Make lots of deliciously offbeat indie flicks, and then use your learnings to fuel bigger, shinier projects.
Produce film stars
Yes, streaming is busy blurring the distinction between the big and the small screen, but that doesn’t mean our country shouldn’t have any proper, bona fide movie stars at all. When we go to the cinema, it really would be nice if we get to hang out with faces we don’t have to see on television about fifteen million times a week already. We are paying a ridiculous amount of money to see your cinematic endeavours. At least make the experience feel special.
Make ‘em shorter
Lollywood, your movies are often quite long. And yes, we know you want to give us our money’s worth. We appreciate it.
If you’re telling an epic tale, then sure, three hours is cool. But, like, we do have lives, and don’t always want to spend that long in a movie theatre. Plus every cinematic adventure doesn’t have to be super long; brevity really can have its advantages. Sometimes one and a half hour is just plenty. So give us shorter movies with better quality every once in a while and we will thank you.
Do more biopics
What we’ve realized after covering Hollywood for the last two decades is that i) boy we’re getting old, and ii) you can’t go wrong with a biopic. Ok, you actually can – you will forever have our sympathies Nina Simone! – but biopics are more likely to deliver a home run than a strike out, especially in the hands of talented auteurs.
Real life figures make fascinating characters, and there is no shortage of intriguing people from all walks of life that can inspire your big screen tales while you potentially project their achievements on a global scale. You’ve done so well with biopics – from Manto to Motorcycle Girl – in the past and we really want you to do more of this please.
Television does not have a monopoly on Hashim Nadeem novels. You, too, can adapt literature! Do it, do it, DO IT! The author has already done much of the thinking for you. Take their work and bring it to riveting big screen life.

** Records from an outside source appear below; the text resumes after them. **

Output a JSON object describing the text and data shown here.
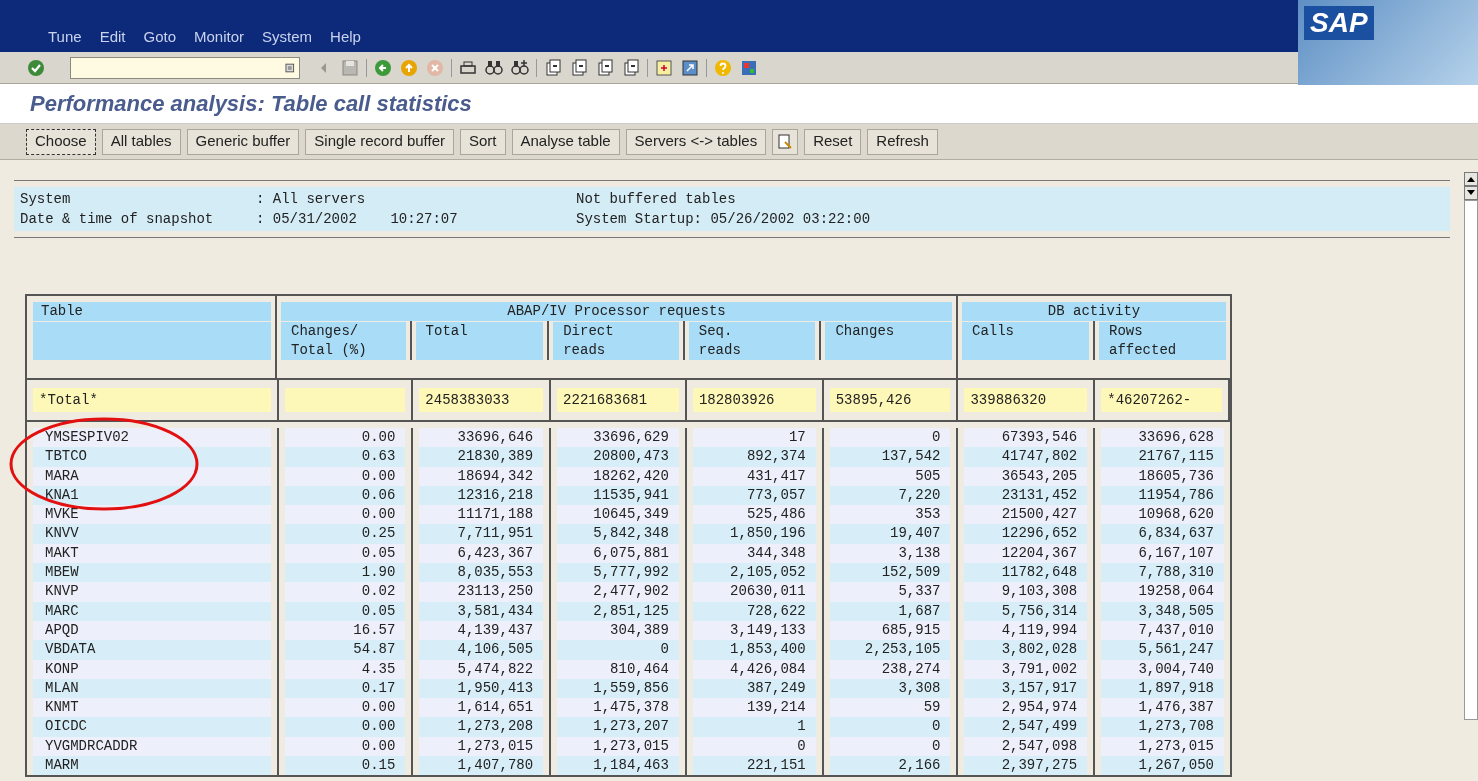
{
  "menu": [
    "Tune",
    "Edit",
    "Goto",
    "Monitor",
    "System",
    "Help"
  ],
  "title": "Performance analysis: Table call statistics",
  "app_toolbar": [
    {
      "kind": "text",
      "label": "Choose",
      "focused": true
    },
    {
      "kind": "text",
      "label": "All tables",
      "focused": false
    },
    {
      "kind": "text",
      "label": "Generic buffer",
      "focused": false
    },
    {
      "kind": "text",
      "label": "Single record buffer",
      "focused": false
    },
    {
      "kind": "text",
      "label": "Sort",
      "focused": false
    },
    {
      "kind": "text",
      "label": "Analyse table",
      "focused": false
    },
    {
      "kind": "text",
      "label": "Servers <-> tables",
      "focused": false
    },
    {
      "kind": "icon",
      "focused": false
    },
    {
      "kind": "text",
      "label": "Reset",
      "focused": false
    },
    {
      "kind": "text",
      "label": "Refresh",
      "focused": false
    }
  ],
  "info": {
    "lines": [
      {
        "label": "System",
        "value": ": All servers",
        "right": "Not buffered tables"
      },
      {
        "label": "Date & time of snapshot",
        "value": ": 05/31/2002    10:27:07",
        "right": "System Startup: 05/26/2002 03:22:00"
      }
    ]
  },
  "table": {
    "groups": [
      "Table",
      "ABAP/IV Processor requests",
      "DB activity"
    ],
    "columns": [
      "Changes/ Total (%)",
      "Total",
      "Direct reads",
      "Seq. reads",
      "Changes",
      "Calls",
      "Rows affected"
    ],
    "total_row": {
      "label": "*Total*",
      "values": [
        "2458383033",
        "2221683681",
        "182803926",
        "53895,426",
        "339886320",
        "*46207262-"
      ]
    },
    "rows": [
      [
        "YMSESPIV02",
        "0.00",
        "33696,646",
        "33696,629",
        "17",
        "0",
        "67393,546",
        "33696,628"
      ],
      [
        "TBTCO",
        "0.63",
        "21830,389",
        "20800,473",
        "892,374",
        "137,542",
        "41747,802",
        "21767,115"
      ],
      [
        "MARA",
        "0.00",
        "18694,342",
        "18262,420",
        "431,417",
        "505",
        "36543,205",
        "18605,736"
      ],
      [
        "KNA1",
        "0.06",
        "12316,218",
        "11535,941",
        "773,057",
        "7,220",
        "23131,452",
        "11954,786"
      ],
      [
        "MVKE",
        "0.00",
        "11171,188",
        "10645,349",
        "525,486",
        "353",
        "21500,427",
        "10968,620"
      ],
      [
        "KNVV",
        "0.25",
        "7,711,951",
        "5,842,348",
        "1,850,196",
        "19,407",
        "12296,652",
        "6,834,637"
      ],
      [
        "MAKT",
        "0.05",
        "6,423,367",
        "6,075,881",
        "344,348",
        "3,138",
        "12204,367",
        "6,167,107"
      ],
      [
        "MBEW",
        "1.90",
        "8,035,553",
        "5,777,992",
        "2,105,052",
        "152,509",
        "11782,648",
        "7,788,310"
      ],
      [
        "KNVP",
        "0.02",
        "23113,250",
        "2,477,902",
        "20630,011",
        "5,337",
        "9,103,308",
        "19258,064"
      ],
      [
        "MARC",
        "0.05",
        "3,581,434",
        "2,851,125",
        "728,622",
        "1,687",
        "5,756,314",
        "3,348,505"
      ],
      [
        "APQD",
        "16.57",
        "4,139,437",
        "304,389",
        "3,149,133",
        "685,915",
        "4,119,994",
        "7,437,010"
      ],
      [
        "VBDATA",
        "54.87",
        "4,106,505",
        "0",
        "1,853,400",
        "2,253,105",
        "3,802,028",
        "5,561,247"
      ],
      [
        "KONP",
        "4.35",
        "5,474,822",
        "810,464",
        "4,426,084",
        "238,274",
        "3,791,002",
        "3,004,740"
      ],
      [
        "MLAN",
        "0.17",
        "1,950,413",
        "1,559,856",
        "387,249",
        "3,308",
        "3,157,917",
        "1,897,918"
      ],
      [
        "KNMT",
        "0.00",
        "1,614,651",
        "1,475,378",
        "139,214",
        "59",
        "2,954,974",
        "1,476,387"
      ],
      [
        "OICDC",
        "0.00",
        "1,273,208",
        "1,273,207",
        "1",
        "0",
        "2,547,499",
        "1,273,708"
      ],
      [
        "YVGMDRCADDR",
        "0.00",
        "1,273,015",
        "1,273,015",
        "0",
        "0",
        "2,547,098",
        "1,273,015"
      ],
      [
        "MARM",
        "0.15",
        "1,407,780",
        "1,184,463",
        "221,151",
        "2,166",
        "2,397,275",
        "1,267,050"
      ]
    ]
  },
  "logo": "SAP"
}
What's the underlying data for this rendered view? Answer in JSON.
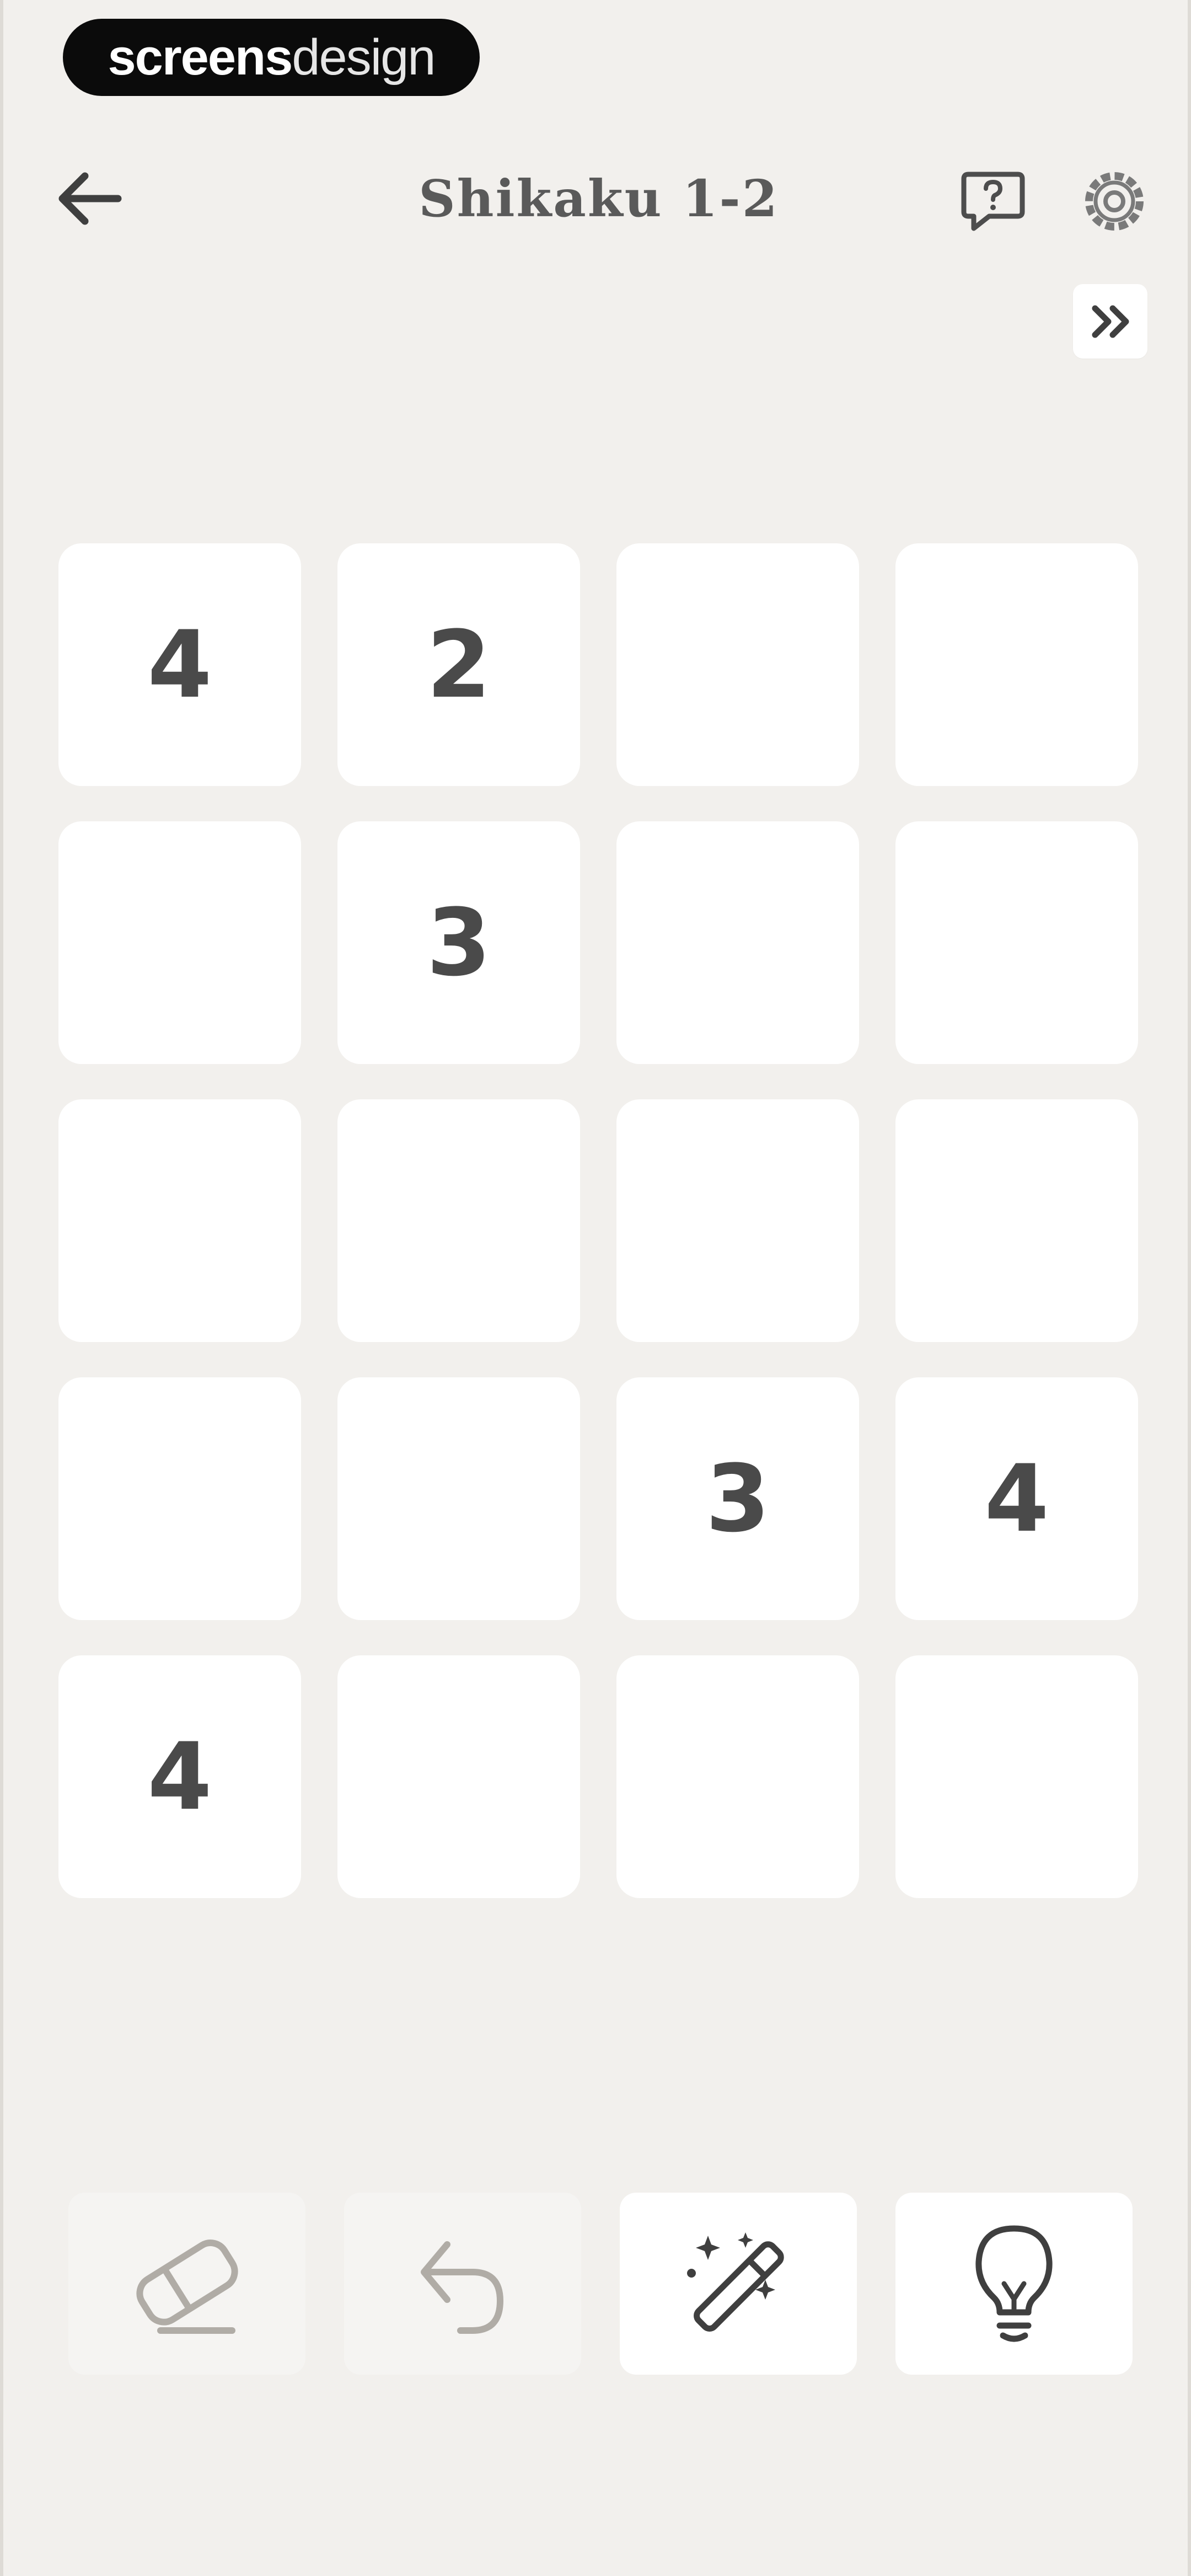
{
  "watermark": {
    "part1": "screens",
    "part2": "design"
  },
  "header": {
    "title": "Shikaku 1-2",
    "back_icon": "arrow-left-icon",
    "help_icon": "help-chat-icon",
    "settings_icon": "gear-icon",
    "skip_icon": "double-chevron-right-icon"
  },
  "grid": {
    "rows": 5,
    "cols": 4,
    "cells": [
      [
        "4",
        "2",
        "",
        ""
      ],
      [
        "",
        "3",
        "",
        ""
      ],
      [
        "",
        "",
        "",
        ""
      ],
      [
        "",
        "",
        "3",
        "4"
      ],
      [
        "4",
        "",
        "",
        ""
      ]
    ]
  },
  "toolbar": {
    "tools": [
      {
        "name": "eraser",
        "icon": "eraser-icon",
        "enabled": false
      },
      {
        "name": "undo",
        "icon": "undo-icon",
        "enabled": false
      },
      {
        "name": "auto-solve",
        "icon": "magic-wand-icon",
        "enabled": true
      },
      {
        "name": "hint",
        "icon": "lightbulb-icon",
        "enabled": true
      }
    ]
  },
  "colors": {
    "background": "#f2f0ed",
    "cell": "#ffffff",
    "number": "#4a4a4a",
    "title": "#5a5a5a",
    "icon_active": "#3f3f3f",
    "icon_disabled": "#b0aca6"
  }
}
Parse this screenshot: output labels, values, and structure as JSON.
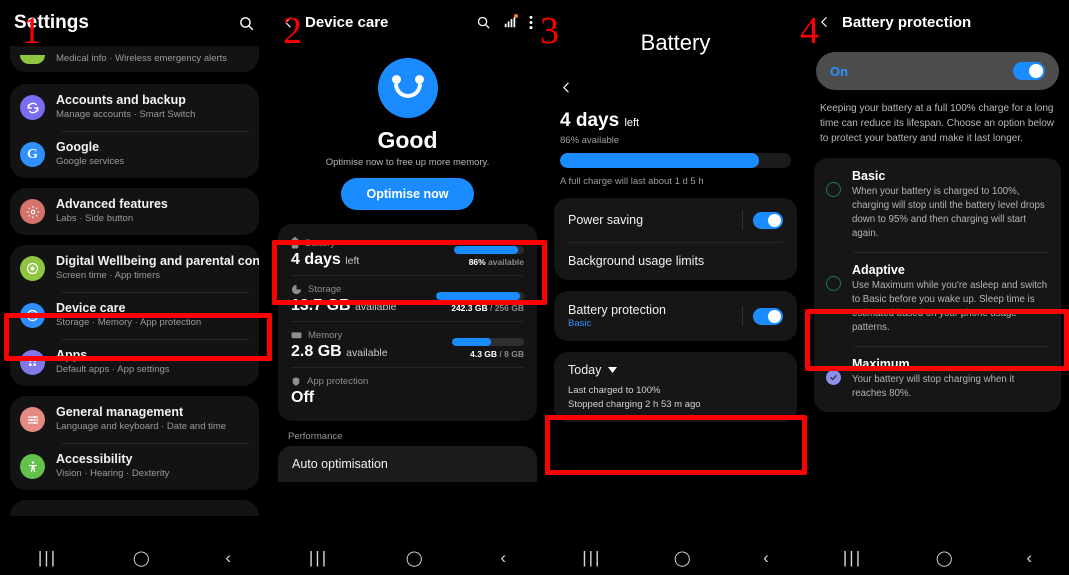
{
  "annotations": {
    "markers": [
      "1",
      "2",
      "3",
      "4"
    ]
  },
  "panel1": {
    "title": "Settings",
    "search_icon": "search-icon",
    "partial_row": {
      "subtitle": "Medical info  ·  Wireless emergency alerts"
    },
    "groups": [
      {
        "items": [
          {
            "title": "Accounts and backup",
            "subtitle": "Manage accounts  ·  Smart Switch",
            "icon": "sync-icon",
            "color": "#7a6df0"
          },
          {
            "title": "Google",
            "subtitle": "Google services",
            "icon": "google-icon",
            "color": "#2f8fff"
          }
        ]
      },
      {
        "items": [
          {
            "title": "Advanced features",
            "subtitle": "Labs  ·  Side button",
            "icon": "gear-icon",
            "color": "#d4736b"
          }
        ]
      },
      {
        "items": [
          {
            "title": "Digital Wellbeing and parental controls",
            "subtitle": "Screen time  ·  App timers",
            "icon": "wellbeing-icon",
            "color": "#8ec641"
          },
          {
            "title": "Device care",
            "subtitle": "Storage  ·  Memory  ·  App protection",
            "icon": "device-care-icon",
            "color": "#2f8fff"
          },
          {
            "title": "Apps",
            "subtitle": "Default apps  ·  App settings",
            "icon": "apps-grid-icon",
            "color": "#8179e8"
          }
        ]
      },
      {
        "items": [
          {
            "title": "General management",
            "subtitle": "Language and keyboard  ·  Date and time",
            "icon": "sliders-icon",
            "color": "#e38a82"
          },
          {
            "title": "Accessibility",
            "subtitle": "Vision  ·  Hearing  ·  Dexterity",
            "icon": "accessibility-icon",
            "color": "#62c24b"
          }
        ]
      }
    ],
    "navbar": {
      "recents": "|||",
      "home": "◯",
      "back": "‹"
    }
  },
  "panel2": {
    "title": "Device care",
    "icons": [
      "back-icon",
      "search-icon",
      "signal-bars-icon",
      "more-vertical-icon"
    ],
    "status": "Good",
    "status_hint": "Optimise now to free up more memory.",
    "optimise_button": "Optimise now",
    "stats": [
      {
        "label": "Battery",
        "icon": "battery-icon",
        "value": "4 days",
        "unit": "left",
        "bar_pct": 92,
        "caption_bold": "86%",
        "caption_rest": " available"
      },
      {
        "label": "Storage",
        "icon": "storage-pie-icon",
        "value": "13.7 GB",
        "unit": "available",
        "bar_pct": 95,
        "caption_bold": "242.3 GB",
        "caption_rest": " / 256 GB"
      },
      {
        "label": "Memory",
        "icon": "memory-icon",
        "value": "2.8 GB",
        "unit": "available",
        "bar_pct": 54,
        "caption_bold": "4.3 GB",
        "caption_rest": " / 8 GB"
      },
      {
        "label": "App protection",
        "icon": "shield-icon",
        "value": "Off",
        "unit": "",
        "bar_pct": 0,
        "caption_bold": "",
        "caption_rest": ""
      }
    ],
    "performance_header": "Performance",
    "auto_optimisation": "Auto optimisation",
    "navbar": {
      "recents": "|||",
      "home": "◯",
      "back": "‹"
    }
  },
  "panel3": {
    "title": "Battery",
    "back_icon": "back-icon",
    "days": "4 days",
    "days_unit": "left",
    "available": "86% available",
    "bar_pct": 86,
    "full_charge_note": "A full charge will last about 1 d 5 h",
    "rows": [
      {
        "name": "Power saving",
        "sub": "",
        "toggle": true
      },
      {
        "name": "Background usage limits",
        "sub": "",
        "toggle": false,
        "no_toggle": true
      },
      {
        "name": "Battery protection",
        "sub": "Basic",
        "toggle": true
      }
    ],
    "today": {
      "header": "Today",
      "caret_icon": "chevron-down-icon",
      "line1": "Last charged to 100%",
      "line2": "Stopped charging 2 h 53 m ago"
    },
    "navbar": {
      "recents": "|||",
      "home": "◯",
      "back": "‹"
    }
  },
  "panel4": {
    "title": "Battery protection",
    "back_icon": "back-icon",
    "toggle_label": "On",
    "toggle_on": true,
    "description": "Keeping your battery at a full 100% charge for a long time can reduce its lifespan. Choose an option below to protect your battery and make it last longer.",
    "options": [
      {
        "title": "Basic",
        "desc": "When your battery is charged to 100%, charging will stop until the battery level drops down to 95% and then charging will start again.",
        "selected": false
      },
      {
        "title": "Adaptive",
        "desc": "Use Maximum while you're asleep and switch to Basic before you wake up. Sleep time is estimated based on your phone usage patterns.",
        "selected": false
      },
      {
        "title": "Maximum",
        "desc": "Your battery will stop charging when it reaches 80%.",
        "selected": true
      }
    ],
    "navbar": {
      "recents": "|||",
      "home": "◯",
      "back": "‹"
    }
  },
  "colors": {
    "accent_blue": "#1a8cff",
    "link_blue": "#2f8fff",
    "annotation_red": "#ff0000",
    "radio_unselected": "#1f7a3f",
    "radio_selected": "#8d90ea"
  }
}
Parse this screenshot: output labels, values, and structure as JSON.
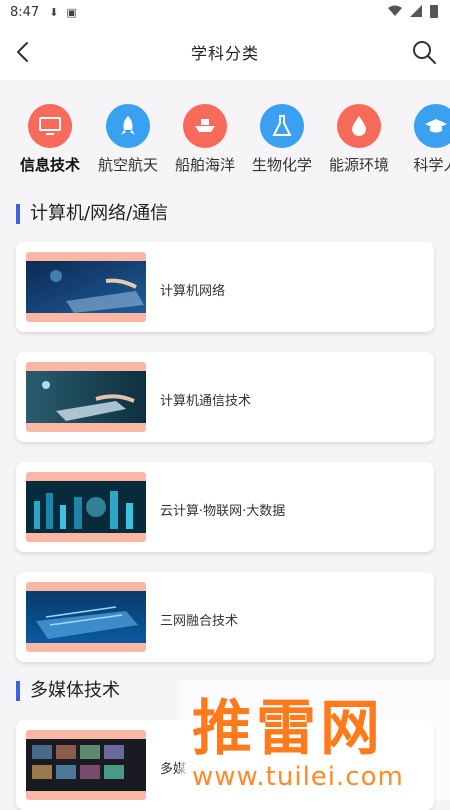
{
  "status_bar": {
    "time": "8:47"
  },
  "header": {
    "title": "学科分类"
  },
  "categories": [
    {
      "label": "信息技术",
      "color": "#f86b5a"
    },
    {
      "label": "航空航天",
      "color": "#3aa1f0"
    },
    {
      "label": "船舶海洋",
      "color": "#f86b5a"
    },
    {
      "label": "生物化学",
      "color": "#3aa1f0"
    },
    {
      "label": "能源环境",
      "color": "#f86b5a"
    },
    {
      "label": "科学人",
      "color": "#3aa1f0"
    }
  ],
  "sections": [
    {
      "title": "计算机/网络/通信",
      "items": [
        {
          "label": "计算机网络"
        },
        {
          "label": "计算机通信技术"
        },
        {
          "label": "云计算·物联网·大数据"
        },
        {
          "label": "三网融合技术"
        }
      ]
    },
    {
      "title": "多媒体技术",
      "items": [
        {
          "label": "多媒"
        }
      ]
    }
  ],
  "watermark": {
    "brand": "推雷网",
    "url": "www.tuilei.com"
  },
  "colors": {
    "accent": "#3b63d8",
    "thumb_bg": "#f9b7a4"
  }
}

Banish item numbers to the ninth circle of hell where they rightly belong
It’s been well-near a decade since we saw (the otherwise thoroughly entertaining) Na Maloom Afraad, but the very mention of Mehwish Hayat’s ‘Billi’ still makes us cringe to this very day.
Trust us, we love music and musicals of all sorts. But it pains us to see suggestive dance routines randomly inserted into films just to cater to the male gaze while adding nothing to the story. Item numbers should be nothing more than a distant memory at this point. Please make them go away.
Find better ways to attract an audience. Find better ways to celebrate women. Our feminist hearts are proud when women are empowered, not objectified. And we want to leave the cinema with a smile on our face or a tear in our eye, not burdened with the weight of second-hand embarrassment.
Get your actors to sing
Ok, not all of them. The trick is knowing your Hugh Jackmans from your Russell Crowes.
Musicals can be so much more fun when you have a cast that’s actually doing the singing.
We get that playback singers are part of South Asian cinema’s aesthetic, and we do love ourselves some Atif and Aima. But it can be so rewarding to have Andrew Garfield channel Jonathan Larson or Emma Stone and Ryan Gosling belt out a tune or two instead of actors poorly miming to someone else’s vocals.
See us more often
Or rather, let us see you more often. This Eid ke Eid milna thingy is getting a bit tedious. How about you invite us over every few weeks instead of just twice a year? Be a more constant part of our lives.
Don’t be a stranger now, you hear?
With best wishes and lukewarm regards,
P.S. Please tell Saba Qamar she is fabulous and we have no objections if she wants to be our best friend. Thanks a bunch!